### Assigned task
If a line in the data below holds the word "structured", copy it.

### Records supplied

============

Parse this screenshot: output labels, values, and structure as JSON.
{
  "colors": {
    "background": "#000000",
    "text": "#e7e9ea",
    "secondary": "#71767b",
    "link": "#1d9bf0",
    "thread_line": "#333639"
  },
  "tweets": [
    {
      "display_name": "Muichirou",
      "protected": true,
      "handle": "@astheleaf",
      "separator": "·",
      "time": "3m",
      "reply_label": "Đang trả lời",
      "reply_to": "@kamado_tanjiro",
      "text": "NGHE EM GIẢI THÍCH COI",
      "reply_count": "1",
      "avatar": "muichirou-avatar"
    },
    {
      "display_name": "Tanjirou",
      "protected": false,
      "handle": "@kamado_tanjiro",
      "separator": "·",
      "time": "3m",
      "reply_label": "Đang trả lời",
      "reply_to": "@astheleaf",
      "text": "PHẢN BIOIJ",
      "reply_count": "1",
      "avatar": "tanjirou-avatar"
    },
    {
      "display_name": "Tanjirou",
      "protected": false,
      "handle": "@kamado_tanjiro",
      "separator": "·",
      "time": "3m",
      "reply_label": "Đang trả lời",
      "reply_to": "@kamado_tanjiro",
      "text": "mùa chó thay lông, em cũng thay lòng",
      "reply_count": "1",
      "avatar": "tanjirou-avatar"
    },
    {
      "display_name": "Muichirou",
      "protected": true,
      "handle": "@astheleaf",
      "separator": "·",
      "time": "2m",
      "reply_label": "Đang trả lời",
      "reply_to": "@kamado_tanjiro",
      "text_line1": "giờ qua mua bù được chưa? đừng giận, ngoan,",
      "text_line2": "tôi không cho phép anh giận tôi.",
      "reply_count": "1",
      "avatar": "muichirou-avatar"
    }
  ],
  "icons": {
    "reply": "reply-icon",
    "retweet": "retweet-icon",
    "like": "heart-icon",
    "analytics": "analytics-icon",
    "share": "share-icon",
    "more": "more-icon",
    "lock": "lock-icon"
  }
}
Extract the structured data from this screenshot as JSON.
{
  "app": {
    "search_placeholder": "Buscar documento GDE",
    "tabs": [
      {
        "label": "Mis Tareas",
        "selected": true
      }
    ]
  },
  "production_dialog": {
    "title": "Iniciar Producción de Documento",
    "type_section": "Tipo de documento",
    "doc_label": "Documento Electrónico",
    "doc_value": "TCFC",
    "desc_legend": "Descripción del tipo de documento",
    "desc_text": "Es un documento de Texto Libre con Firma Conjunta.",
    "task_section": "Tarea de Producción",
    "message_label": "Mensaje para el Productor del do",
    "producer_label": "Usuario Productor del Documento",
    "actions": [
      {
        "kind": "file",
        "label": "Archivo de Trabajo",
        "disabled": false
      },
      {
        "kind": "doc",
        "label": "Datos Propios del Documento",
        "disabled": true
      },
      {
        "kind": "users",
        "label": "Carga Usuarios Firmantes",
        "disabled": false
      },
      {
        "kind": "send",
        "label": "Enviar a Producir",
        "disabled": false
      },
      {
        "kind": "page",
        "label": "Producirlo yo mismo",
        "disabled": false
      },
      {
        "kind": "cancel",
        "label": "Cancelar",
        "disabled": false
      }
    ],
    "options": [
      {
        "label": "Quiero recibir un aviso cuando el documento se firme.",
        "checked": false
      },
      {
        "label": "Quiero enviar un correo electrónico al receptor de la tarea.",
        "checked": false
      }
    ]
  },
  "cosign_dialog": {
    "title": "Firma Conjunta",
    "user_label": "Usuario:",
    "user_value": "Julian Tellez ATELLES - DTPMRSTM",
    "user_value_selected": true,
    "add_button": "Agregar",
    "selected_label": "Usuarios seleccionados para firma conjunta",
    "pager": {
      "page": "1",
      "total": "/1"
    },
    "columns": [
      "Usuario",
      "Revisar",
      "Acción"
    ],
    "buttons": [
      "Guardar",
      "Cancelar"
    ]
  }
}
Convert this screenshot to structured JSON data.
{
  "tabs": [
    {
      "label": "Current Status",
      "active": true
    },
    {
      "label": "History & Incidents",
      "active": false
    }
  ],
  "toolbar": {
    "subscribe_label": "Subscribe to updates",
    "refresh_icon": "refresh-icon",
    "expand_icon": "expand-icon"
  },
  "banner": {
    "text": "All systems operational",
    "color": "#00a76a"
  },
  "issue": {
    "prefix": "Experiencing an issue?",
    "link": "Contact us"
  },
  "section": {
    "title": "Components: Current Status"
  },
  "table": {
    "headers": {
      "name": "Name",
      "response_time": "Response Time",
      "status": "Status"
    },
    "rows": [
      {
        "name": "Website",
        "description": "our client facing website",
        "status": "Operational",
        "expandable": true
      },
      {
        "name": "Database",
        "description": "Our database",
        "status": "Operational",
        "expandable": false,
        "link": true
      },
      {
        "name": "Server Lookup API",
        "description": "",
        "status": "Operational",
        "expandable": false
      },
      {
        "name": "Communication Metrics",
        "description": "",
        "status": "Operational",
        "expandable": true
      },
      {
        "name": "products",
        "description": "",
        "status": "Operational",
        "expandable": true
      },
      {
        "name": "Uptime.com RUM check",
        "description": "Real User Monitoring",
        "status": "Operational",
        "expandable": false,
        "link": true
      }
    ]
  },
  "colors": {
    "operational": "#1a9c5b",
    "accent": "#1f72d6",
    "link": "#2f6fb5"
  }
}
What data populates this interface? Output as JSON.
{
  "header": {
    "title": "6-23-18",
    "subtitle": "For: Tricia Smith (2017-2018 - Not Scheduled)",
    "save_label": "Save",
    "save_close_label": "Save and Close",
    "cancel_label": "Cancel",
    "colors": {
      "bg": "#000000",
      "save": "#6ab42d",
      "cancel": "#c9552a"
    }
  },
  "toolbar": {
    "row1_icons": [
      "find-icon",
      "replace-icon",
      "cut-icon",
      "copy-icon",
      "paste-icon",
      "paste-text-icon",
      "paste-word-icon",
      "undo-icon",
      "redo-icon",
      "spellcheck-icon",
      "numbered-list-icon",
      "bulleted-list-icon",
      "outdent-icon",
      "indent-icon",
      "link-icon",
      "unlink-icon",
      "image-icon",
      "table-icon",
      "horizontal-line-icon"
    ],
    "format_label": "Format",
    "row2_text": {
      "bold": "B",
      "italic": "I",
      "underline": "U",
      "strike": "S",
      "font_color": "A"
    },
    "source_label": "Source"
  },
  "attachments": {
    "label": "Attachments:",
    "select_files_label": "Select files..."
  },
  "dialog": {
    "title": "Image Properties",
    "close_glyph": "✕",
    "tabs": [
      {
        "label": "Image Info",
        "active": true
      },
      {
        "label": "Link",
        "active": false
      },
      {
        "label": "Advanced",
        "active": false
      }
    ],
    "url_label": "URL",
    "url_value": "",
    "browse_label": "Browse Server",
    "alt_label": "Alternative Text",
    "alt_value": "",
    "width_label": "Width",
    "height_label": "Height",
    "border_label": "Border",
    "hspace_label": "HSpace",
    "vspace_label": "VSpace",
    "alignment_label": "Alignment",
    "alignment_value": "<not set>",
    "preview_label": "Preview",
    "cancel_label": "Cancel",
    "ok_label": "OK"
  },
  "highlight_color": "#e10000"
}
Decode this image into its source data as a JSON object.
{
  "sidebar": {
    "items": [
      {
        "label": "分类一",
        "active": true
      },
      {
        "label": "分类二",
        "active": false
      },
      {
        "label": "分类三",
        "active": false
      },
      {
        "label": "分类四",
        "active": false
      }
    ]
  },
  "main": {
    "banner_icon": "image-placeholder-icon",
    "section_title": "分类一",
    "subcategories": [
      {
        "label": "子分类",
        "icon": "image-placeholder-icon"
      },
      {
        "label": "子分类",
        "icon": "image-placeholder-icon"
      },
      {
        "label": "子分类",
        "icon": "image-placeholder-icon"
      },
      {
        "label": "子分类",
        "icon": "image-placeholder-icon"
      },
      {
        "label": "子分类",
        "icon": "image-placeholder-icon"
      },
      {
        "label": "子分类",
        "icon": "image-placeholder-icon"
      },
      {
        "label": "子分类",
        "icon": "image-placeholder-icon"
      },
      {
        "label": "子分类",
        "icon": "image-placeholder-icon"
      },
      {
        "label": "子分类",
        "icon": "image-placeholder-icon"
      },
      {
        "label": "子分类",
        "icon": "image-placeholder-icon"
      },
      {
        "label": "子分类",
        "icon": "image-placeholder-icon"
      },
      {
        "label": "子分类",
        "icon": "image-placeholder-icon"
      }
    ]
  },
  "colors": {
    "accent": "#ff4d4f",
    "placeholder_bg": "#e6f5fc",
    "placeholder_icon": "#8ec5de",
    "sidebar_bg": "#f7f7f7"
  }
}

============

### Solution for this task
Extract the structured data from this screenshot as JSON.
Convert this screenshot to structured JSON data.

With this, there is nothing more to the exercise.